However, don’t run out and buy a box of green tea just yet: the antioxidants contained within green tea have a low level of bioavailability. In other words, your body can’t use all the antioxidants that green tea contains. You might wind up with more antioxidants in sweet peppers, berries, or dark chocolate.
In order to experience the benefits that green tea has to offer, you must drink it consistently over a long period of time – years or even decades.
Studies on Black Tea
Strong and earthy, black teas have a richer, fuller flavor than green teas, but the process of fermenting black tea also destroys some of its antioxidant potential.

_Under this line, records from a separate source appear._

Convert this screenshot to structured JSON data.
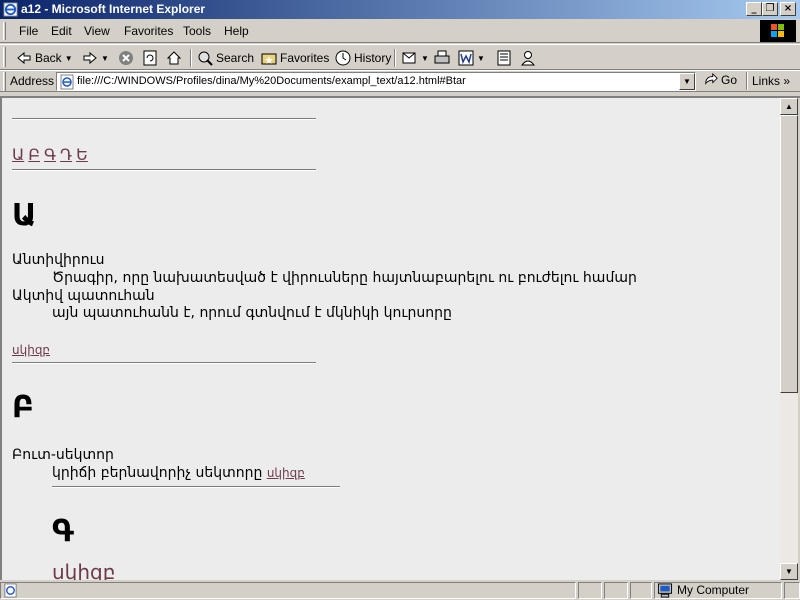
{
  "window": {
    "title": "a12 - Microsoft Internet Explorer",
    "minimize": "_",
    "restore": "❐",
    "close": "×"
  },
  "menu": {
    "items": [
      "File",
      "Edit",
      "View",
      "Favorites",
      "Tools",
      "Help"
    ]
  },
  "toolbar": {
    "back_label": "Back",
    "search_label": "Search",
    "favorites_label": "Favorites",
    "history_label": "History"
  },
  "address": {
    "label": "Address",
    "value": "file:///C:/WINDOWS/Profiles/dina/My%20Documents/exampl_text/a12.html#Btar",
    "go_label": "Go",
    "links_label": "Links »"
  },
  "content": {
    "alphabet": [
      "Ա",
      "Բ",
      "Գ",
      "Դ",
      "Ե"
    ],
    "section_a": {
      "letter": "Ա",
      "entries": [
        {
          "term": "Անտիվիրուս",
          "definition": "Ծրագիր, որը նախատեսված է վիրուսները հայտնաբարելու ու բուժելու համար"
        },
        {
          "term": "Ակտիվ պատուհան",
          "definition": "այն պատուհանն է, որում գտնվում է մկնիկի կուրսորը"
        }
      ],
      "top_link": "սկիզբ"
    },
    "section_b": {
      "letter": "Բ",
      "entries": [
        {
          "term": "Բուտ-սեկտոր",
          "definition": "կրիճի բերնավորիչ սեկտորը",
          "link": "սկիզբ"
        }
      ]
    },
    "section_c": {
      "letter": "Գ",
      "partial_link": "սկիզբ"
    }
  },
  "status": {
    "zone": "My Computer"
  },
  "colors": {
    "titlebar_start": "#0a246a",
    "titlebar_end": "#a6caf0",
    "chrome": "#d4d0c8",
    "visited_link": "#6e3a4a",
    "page_bg": "#ececec"
  }
}
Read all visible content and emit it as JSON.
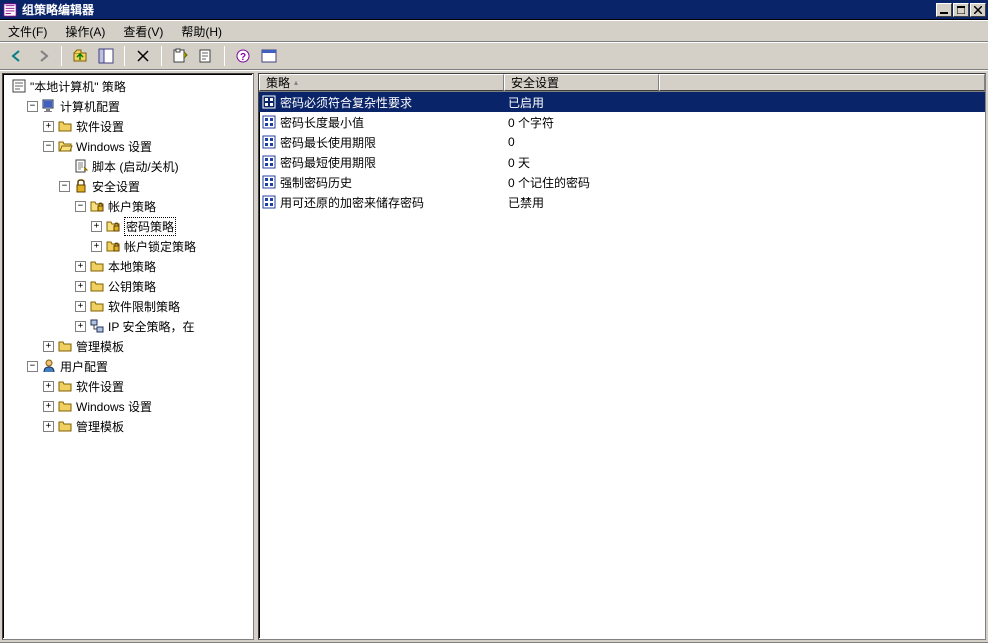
{
  "title": "组策略编辑器",
  "menus": {
    "file": "文件(F)",
    "action": "操作(A)",
    "view": "查看(V)",
    "help": "帮助(H)"
  },
  "tree": {
    "root": "\"本地计算机\" 策略",
    "computer_cfg": "计算机配置",
    "comp_soft": "软件设置",
    "comp_win": "Windows 设置",
    "script": "脚本 (启动/关机)",
    "sec": "安全设置",
    "acct": "帐户策略",
    "pwd": "密码策略",
    "lockout": "帐户锁定策略",
    "local": "本地策略",
    "pubkey": "公钥策略",
    "swrestrict": "软件限制策略",
    "ipsec": "IP 安全策略，在",
    "admintpl1": "管理模板",
    "user_cfg": "用户配置",
    "user_soft": "软件设置",
    "user_win": "Windows 设置",
    "admintpl2": "管理模板"
  },
  "columns": {
    "policy": "策略",
    "setting": "安全设置"
  },
  "rows": [
    {
      "name": "密码必须符合复杂性要求",
      "value": "已启用"
    },
    {
      "name": "密码长度最小值",
      "value": "0 个字符"
    },
    {
      "name": "密码最长使用期限",
      "value": "0"
    },
    {
      "name": "密码最短使用期限",
      "value": "0 天"
    },
    {
      "name": "强制密码历史",
      "value": "0 个记住的密码"
    },
    {
      "name": "用可还原的加密来储存密码",
      "value": "已禁用"
    }
  ]
}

Despite the fermentation, black tea still has a host of health benefits. A long-term study in the Netherlands, for example, showed that regular consumption of black tea can lead to a reduced risk of stroke. The researchers focused in on flavonoids, which have antioxidant properties. In their study of 552 men over 15 years, 70% of the flavonoids the men consumed came from black tea. The Dutch researchers concluded that black tea reduced cholesterol and significantly lowered the risk of stroke (Source: Chinesefood.About.com).
On the other side of pond, Dr. Joseph Vita at Boston’s School of Medicine gave four cups of black tea or a placebo to sixty-six men. The men who drank the black tea greatly improved blood vessel function, reducing the risk of both stroke and heart attack (Source: Chinesefood.About.com).

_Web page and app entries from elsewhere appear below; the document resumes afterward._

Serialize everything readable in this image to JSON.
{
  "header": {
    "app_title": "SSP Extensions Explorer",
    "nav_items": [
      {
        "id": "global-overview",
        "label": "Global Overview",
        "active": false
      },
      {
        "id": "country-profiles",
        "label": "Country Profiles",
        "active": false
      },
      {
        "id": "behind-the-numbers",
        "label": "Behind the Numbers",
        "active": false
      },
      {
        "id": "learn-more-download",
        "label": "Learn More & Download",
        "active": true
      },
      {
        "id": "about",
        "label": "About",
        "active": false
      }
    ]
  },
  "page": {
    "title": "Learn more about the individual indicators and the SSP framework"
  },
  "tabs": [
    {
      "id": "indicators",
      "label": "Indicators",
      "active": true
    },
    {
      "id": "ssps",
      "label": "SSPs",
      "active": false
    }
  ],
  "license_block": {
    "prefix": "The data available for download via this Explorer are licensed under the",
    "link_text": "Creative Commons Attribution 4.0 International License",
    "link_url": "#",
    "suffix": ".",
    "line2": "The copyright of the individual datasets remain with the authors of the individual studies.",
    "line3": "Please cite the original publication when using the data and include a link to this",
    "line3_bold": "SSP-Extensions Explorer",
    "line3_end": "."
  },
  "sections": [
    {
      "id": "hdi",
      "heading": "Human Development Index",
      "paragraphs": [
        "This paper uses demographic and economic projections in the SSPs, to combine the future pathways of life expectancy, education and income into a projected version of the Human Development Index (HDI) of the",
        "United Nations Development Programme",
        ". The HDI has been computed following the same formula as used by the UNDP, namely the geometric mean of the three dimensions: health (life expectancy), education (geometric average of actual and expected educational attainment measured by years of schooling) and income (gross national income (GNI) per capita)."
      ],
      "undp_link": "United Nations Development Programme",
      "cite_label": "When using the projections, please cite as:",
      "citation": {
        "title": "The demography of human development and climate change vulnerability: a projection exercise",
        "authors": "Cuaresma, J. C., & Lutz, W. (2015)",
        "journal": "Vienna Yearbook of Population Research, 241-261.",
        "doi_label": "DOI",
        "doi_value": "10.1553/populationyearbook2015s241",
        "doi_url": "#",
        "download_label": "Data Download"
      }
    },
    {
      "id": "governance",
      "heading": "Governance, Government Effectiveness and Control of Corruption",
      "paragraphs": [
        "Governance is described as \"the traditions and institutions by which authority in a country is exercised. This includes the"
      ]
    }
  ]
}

Vitamins in Tea
Although tea gets most of its good press for its work battling cancer and heart disease, one shouldn’t ignore that tea also contains vitamins and minerals, as well.
In green tea, you’ll find:
- 6 mg of Vitamin C
- 3 mg of calcium
- 2 mg of magnesium
- Small amounts of iron; Vitamins B2, B3, and B6; folic acid, panthothenic acid, copper, and manganese
How does this compare to black tea? By comparison, black tea contains basically no vitamins and minerals. Again, this is because of the fermentation process of black tea, which destroys many of its nutrients.
What about caffeine? Many people believe that green tea is caffeine-free, but actually this isn’t true. Both green tea and black tea contain caffeine, but green tea contains very little caffeine. Here’s a closer look:
- Black tea contains 40 mg of caffeine
- Oolong, a mild black tea, contains 30 mg of caffeine
- Green tea contains 20 mg of caffeine
- White tea contains 15 mg of caffeine
- Decaffeinated tea still contains 2 mg of caffeine
- Herbal teas contain no caffeine
By comparison, a scant 5 ounces of coffee contains 80 mg of caffeine. A 12 ounce can of soda contains 45 mg of caffeine (Source: StashTea.com).
The Verdict: Green or Black?
Without a doubt, green tea is better for you than black tea, but that’s not to say in any way that black tea is bad for you. Just like green tea studies, black tea studies have shown that what the British call “normal tea” has its own array of benefits, particularly for preventing heart disease and strokes. Green tea, however, has more vitamins and minerals, and its list of benefits seem to go on forever.
It might also be interesting to further explore white tea. Although not as well-known as green tea, white tea is also not as processed, thus leaving its antioxidant properties in tact. It has even less caffeine than green tea, and just like green tea it shows great promise in fighting cancer, lowering blood pressure, and lowering cholesterol.
When you go to the store to pick out your tea, you can choose almost any tea on the shelf with some assurance that what you drink will be good for you. By the way, this doesn’t include ready-to-drink bottled beverages, which are usually packed with sugars, preservatives, and other unnatural ingredients that counteract the health benefits you would otherwise get. Instead of being lured in by bottled drinks that contain green tea, just buy the green tea itself. You’ll be glad you did – and so will your body.
Photo by Shandi-lee